WHAT THE TASK REQUIRES
Once the line with "Serialize everything readable" is reached, output it and every line after it, exactly, through the end of the records below. Pictures are skipped.

—————

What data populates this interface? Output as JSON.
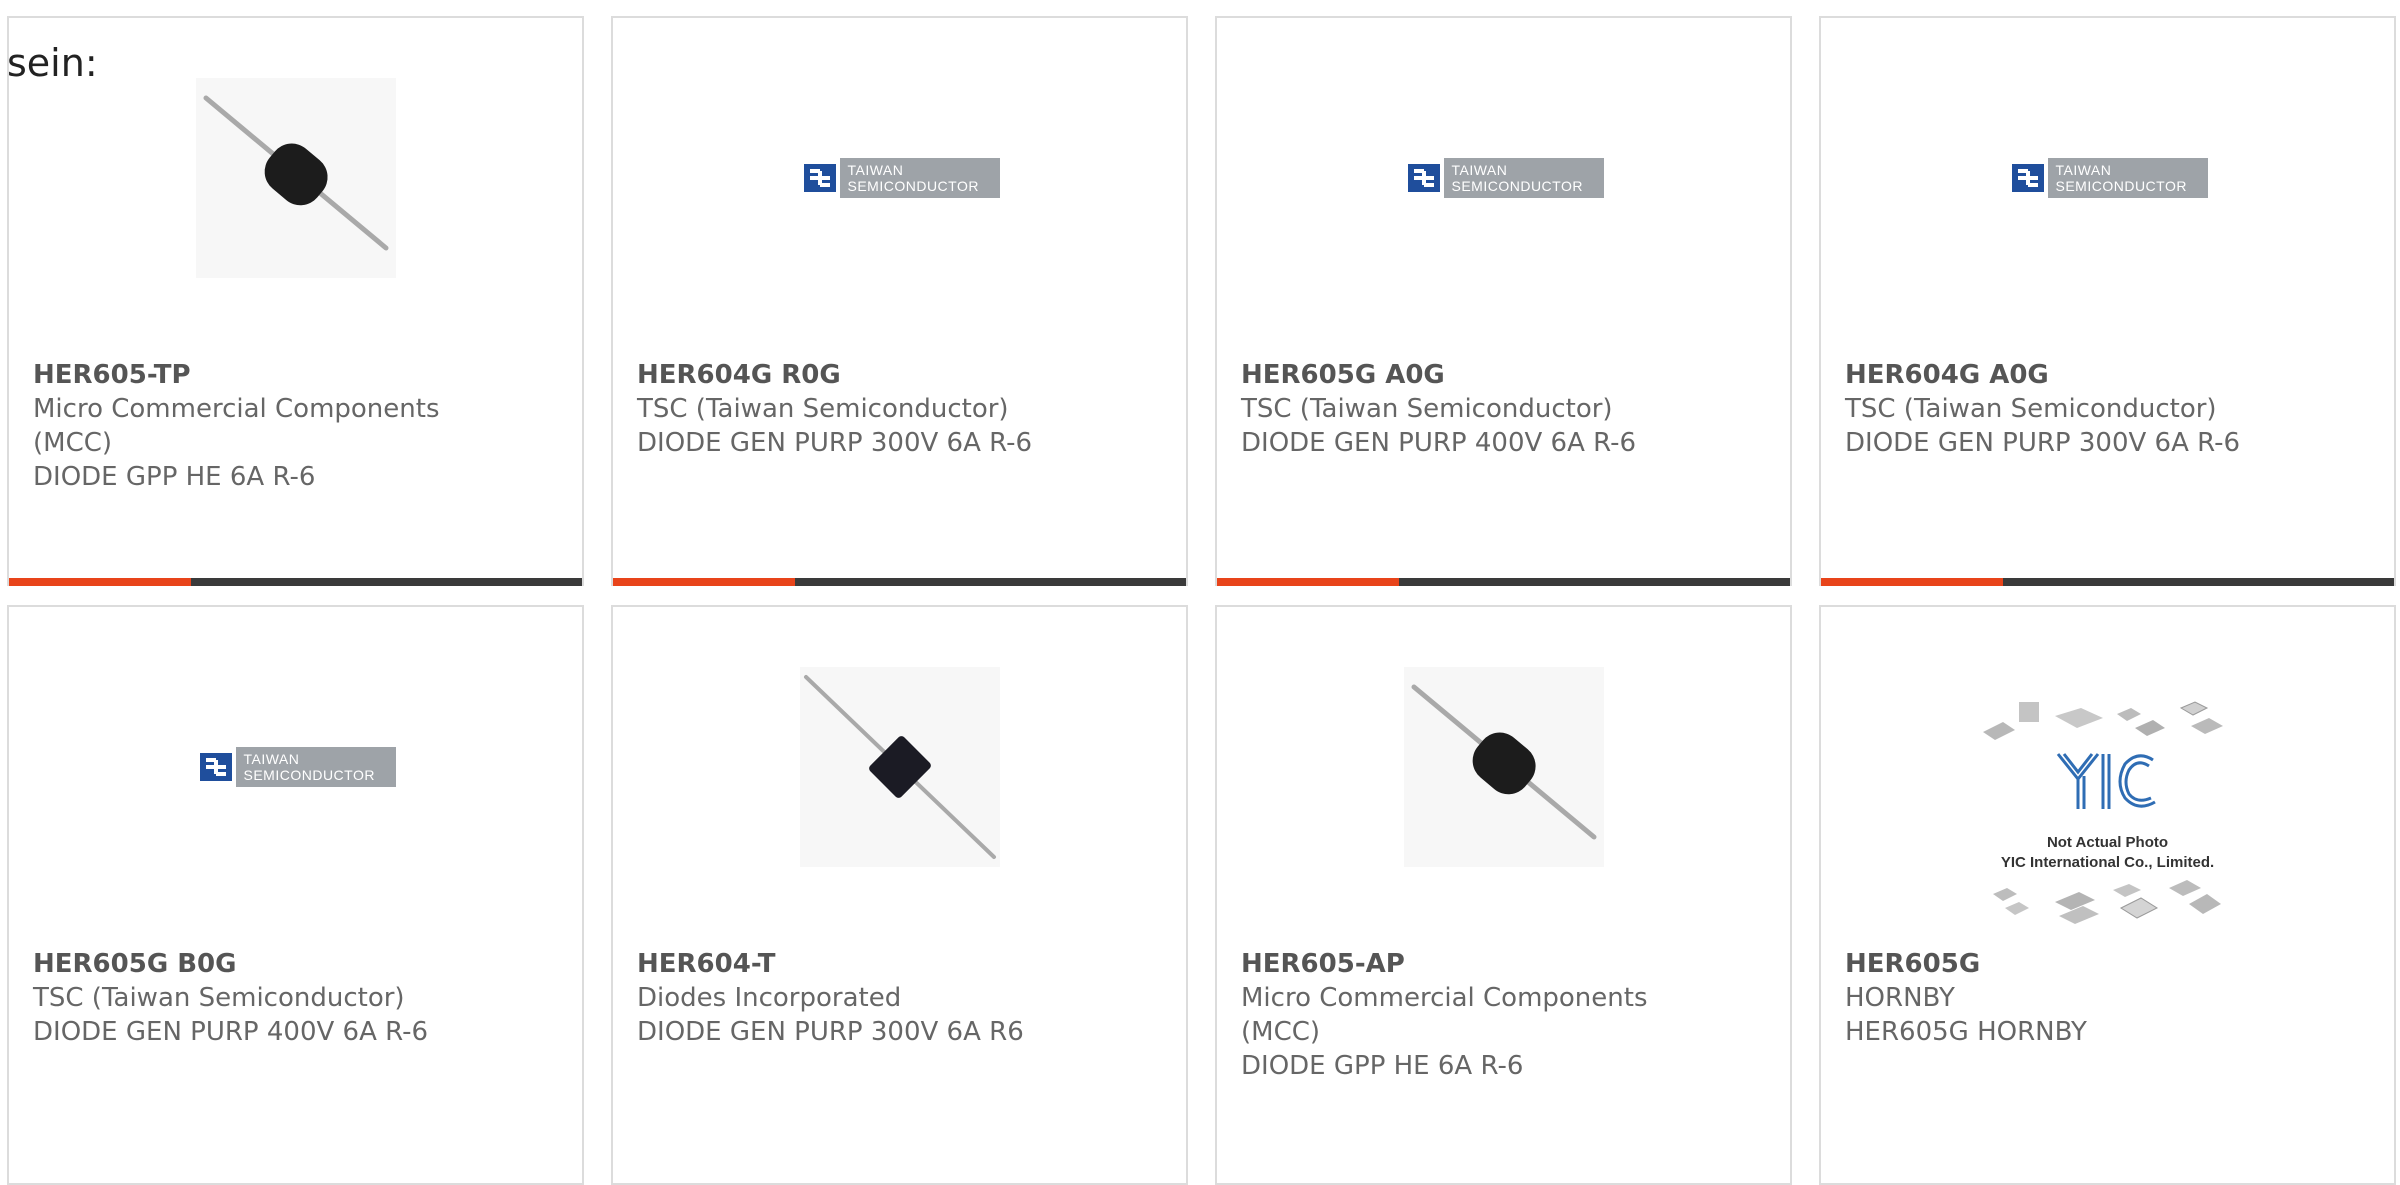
{
  "heading": "sein:",
  "products": [
    {
      "part": "HER605-TP",
      "lines": [
        "Micro Commercial Components",
        "(MCC)"
      ],
      "description": "DIODE GPP HE 6A R-6",
      "image": "diode-photo",
      "logo": {}
    },
    {
      "part": "HER604G R0G",
      "lines": [
        "TSC (Taiwan Semiconductor)"
      ],
      "description": "DIODE GEN PURP 300V 6A R-6",
      "image": "taiwan-semiconductor-logo",
      "logo": {
        "line1": "TAIWAN",
        "line2": "SEMICONDUCTOR"
      }
    },
    {
      "part": "HER605G A0G",
      "lines": [
        "TSC (Taiwan Semiconductor)"
      ],
      "description": "DIODE GEN PURP 400V 6A R-6",
      "image": "taiwan-semiconductor-logo",
      "logo": {
        "line1": "TAIWAN",
        "line2": "SEMICONDUCTOR"
      }
    },
    {
      "part": "HER604G A0G",
      "lines": [
        "TSC (Taiwan Semiconductor)"
      ],
      "description": "DIODE GEN PURP 300V 6A R-6",
      "image": "taiwan-semiconductor-logo",
      "logo": {
        "line1": "TAIWAN",
        "line2": "SEMICONDUCTOR"
      }
    },
    {
      "part": "HER605G B0G",
      "lines": [
        "TSC (Taiwan Semiconductor)"
      ],
      "description": "DIODE GEN PURP 400V 6A R-6",
      "image": "taiwan-semiconductor-logo",
      "logo": {
        "line1": "TAIWAN",
        "line2": "SEMICONDUCTOR"
      }
    },
    {
      "part": "HER604-T",
      "lines": [
        "Diodes Incorporated"
      ],
      "description": "DIODE GEN PURP 300V 6A R6",
      "image": "diode-photo-square",
      "logo": {}
    },
    {
      "part": "HER605-AP",
      "lines": [
        "Micro Commercial Components",
        "(MCC)"
      ],
      "description": "DIODE GPP HE 6A R-6",
      "image": "diode-photo",
      "logo": {}
    },
    {
      "part": "HER605G",
      "lines": [
        "HORNBY"
      ],
      "description": "HER605G HORNBY",
      "image": "yic-placeholder",
      "logo": {
        "brand": "YIC",
        "caption1": "Not Actual Photo",
        "caption2": "YIC International Co., Limited."
      }
    }
  ],
  "colors": {
    "accent": "#e8441a",
    "bar_dark": "#3a3a3a",
    "text_grey": "#666666",
    "tsc_blue": "#1f4e9c",
    "tsc_grey": "#9ea3a8"
  }
}
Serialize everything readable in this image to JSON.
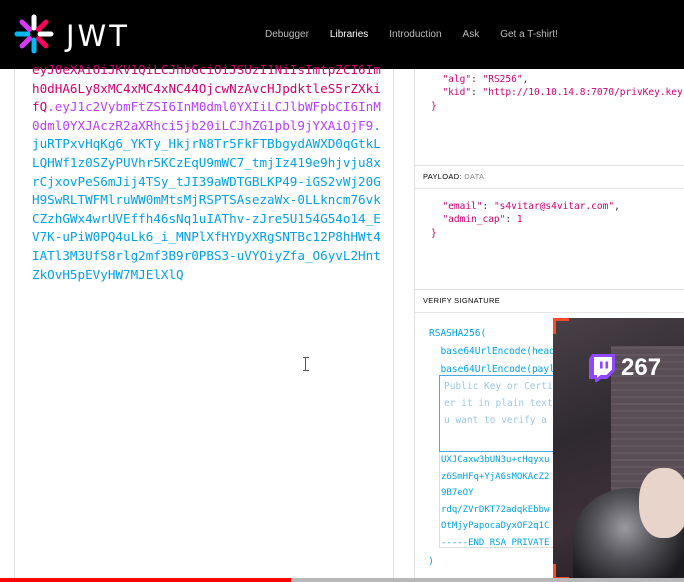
{
  "brand": {
    "logo_text": "JWT"
  },
  "nav": {
    "items": [
      {
        "label": "Debugger",
        "active": false
      },
      {
        "label": "Libraries",
        "active": true
      },
      {
        "label": "Introduction",
        "active": false
      },
      {
        "label": "Ask",
        "active": false
      },
      {
        "label": "Get a T-shirt!",
        "active": false
      }
    ]
  },
  "encoded": {
    "header_part": "eyJ0eXAiOiJKV1QiLCJhbGciOiJSUzI1NiIsImtpZCI6Imh0dHA6Ly8xMC4xMC4xNC44OjcwNzAvcHJpdktleS5rZXkifQ",
    "payload_part": "eyJ1c2VybmFtZSI6InM0dml0YXIiLCJlbWFpbCI6InM0dml0YXJAczR2aXRhci5jb20iLCJhZG1pbl9jYXAiOjF9",
    "signature_part": "juRTPxvHqKg6_YKTy_HkjrN8Tr5FkFTBbgydAWXD0qGtkLLQHWf1z0SZyPUVhr5KCzEqU9mWC7_tmjIz419e9hjvju8xrCjxovPeS6mJij4TSy_tJI39aWDTGBLKP49-iGS2vWj20GH9SwRLTWFMlruWW0mMtsMjRSPTSAsezaWx-0LLkncm76vkCZzhGWx4wrUVEffh46sNq1uIAThv-zJre5U154G54o14_EV7K-uPiW0PQ4uLk6_i_MNPlXfHYDyXRgSNTBc12P8hHWt4IATl3M3UfS8rlg2mf3B9r0PBS3-uVYOiyZfa_O6yvL2HntZkOvH5pEVyHW7MJElXlQ"
  },
  "header_section": {
    "lines": {
      "alg_key": "\"alg\"",
      "alg_val": "\"RS256\"",
      "kid_key": "\"kid\"",
      "kid_val": "\"http://10.10.14.8:7070/privKey.key\""
    }
  },
  "payload_section": {
    "label": "PAYLOAD:",
    "sublabel": "DATA",
    "lines": {
      "email_key": "\"email\"",
      "email_val": "\"s4vitar@s4vitar.com\"",
      "cap_key": "\"admin_cap\"",
      "cap_val": "1"
    }
  },
  "verify_section": {
    "label": "VERIFY SIGNATURE",
    "line1": "RSASHA256(",
    "line2": "  base64UrlEncode(head",
    "line3": "  base64UrlEncode(payl",
    "textarea_placeholder": "Public Key or Certi\ner it in plain text\nu want to verify a t",
    "pubkey_lines": [
      "UXJCaxw3bUN3u+cHqyxu",
      "z6SmHFq+YjA6sMOKAcZ2",
      "9B7eOY",
      "rdq/ZVrDKT72adqkEbbw",
      "OtMjyPapocaDyxOF2q1C",
      "-----END RSA PRIVATE"
    ],
    "closing": ")"
  },
  "webcam": {
    "viewer_count": "267"
  },
  "video": {
    "progress_fraction": 0.425
  },
  "colors": {
    "header_token": "#d0006f",
    "payload_token": "#b540ff",
    "signature_token": "#00a1e6",
    "progress": "#ff0000"
  }
}
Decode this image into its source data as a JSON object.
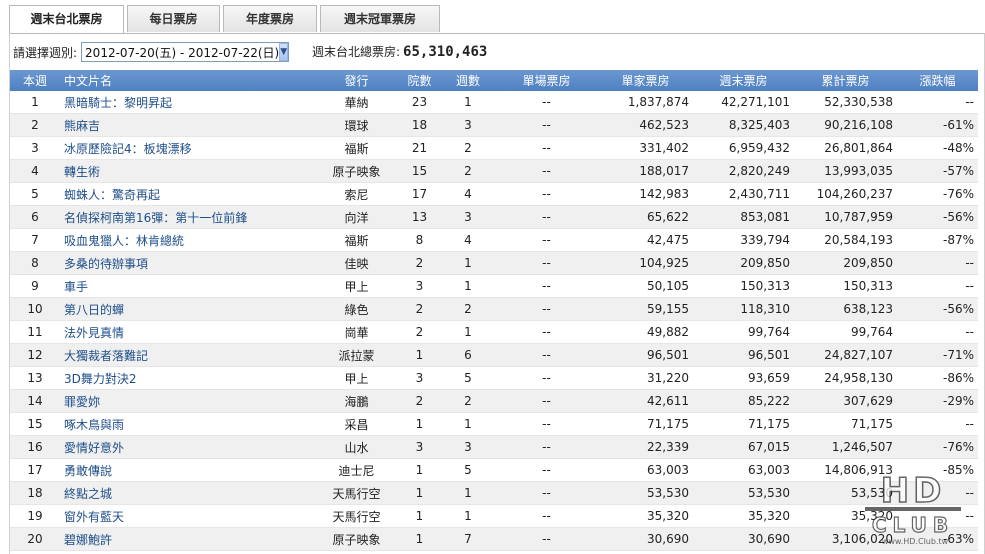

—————

YOUR RESPONSE
Serialize everything readable in this image to JSON.
{
  "brand": {
    "logo_text": "JWT"
  },
  "nav": {
    "items": [
      {
        "label": "Debugger",
        "active": false
      },
      {
        "label": "Libraries",
        "active": true
      },
      {
        "label": "Introduction",
        "active": false
      },
      {
        "label": "Ask",
        "active": false
      },
      {
        "label": "Get a T-shirt!",
        "active": false
      }
    ]
  },
  "encoded": {
    "header_part": "eyJ0eXAiOiJKV1QiLCJhbGciOiJSUzI1NiIsImtpZCI6Imh0dHA6Ly8xMC4xMC4xNC44OjcwNzAvcHJpdktleS5rZXkifQ",
    "payload_part": "eyJ1c2VybmFtZSI6InM0dml0YXIiLCJlbWFpbCI6InM0dml0YXJAczR2aXRhci5jb20iLCJhZG1pbl9jYXAiOjF9",
    "signature_part": "juRTPxvHqKg6_YKTy_HkjrN8Tr5FkFTBbgydAWXD0qGtkLLQHWf1z0SZyPUVhr5KCzEqU9mWC7_tmjIz419e9hjvju8xrCjxovPeS6mJij4TSy_tJI39aWDTGBLKP49-iGS2vWj20GH9SwRLTWFMlruWW0mMtsMjRSPTSAsezaWx-0LLkncm76vkCZzhGWx4wrUVEffh46sNq1uIAThv-zJre5U154G54o14_EV7K-uPiW0PQ4uLk6_i_MNPlXfHYDyXRgSNTBc12P8hHWt4IATl3M3UfS8rlg2mf3B9r0PBS3-uVYOiyZfa_O6yvL2HntZkOvH5pEVyHW7MJElXlQ"
  },
  "header_section": {
    "lines": {
      "alg_key": "\"alg\"",
      "alg_val": "\"RS256\"",
      "kid_key": "\"kid\"",
      "kid_val": "\"http://10.10.14.8:7070/privKey.key\""
    }
  },
  "payload_section": {
    "label": "PAYLOAD:",
    "sublabel": "DATA",
    "lines": {
      "email_key": "\"email\"",
      "email_val": "\"s4vitar@s4vitar.com\"",
      "cap_key": "\"admin_cap\"",
      "cap_val": "1"
    }
  },
  "verify_section": {
    "label": "VERIFY SIGNATURE",
    "line1": "RSASHA256(",
    "line2": "  base64UrlEncode(head",
    "line3": "  base64UrlEncode(payl",
    "textarea_placeholder": "Public Key or Certi\ner it in plain text\nu want to verify a t",
    "pubkey_lines": [
      "UXJCaxw3bUN3u+cHqyxu",
      "z6SmHFq+YjA6sMOKAcZ2",
      "9B7eOY",
      "rdq/ZVrDKT72adqkEbbw",
      "OtMjyPapocaDyxOF2q1C",
      "-----END RSA PRIVATE"
    ],
    "closing": ")"
  },
  "webcam": {
    "viewer_count": "267"
  },
  "video": {
    "progress_fraction": 0.425
  },
  "colors": {
    "header_token": "#d0006f",
    "payload_token": "#b540ff",
    "signature_token": "#00a1e6",
    "progress": "#ff0000"
  }
}
Decode this image into its source data as a JSON object.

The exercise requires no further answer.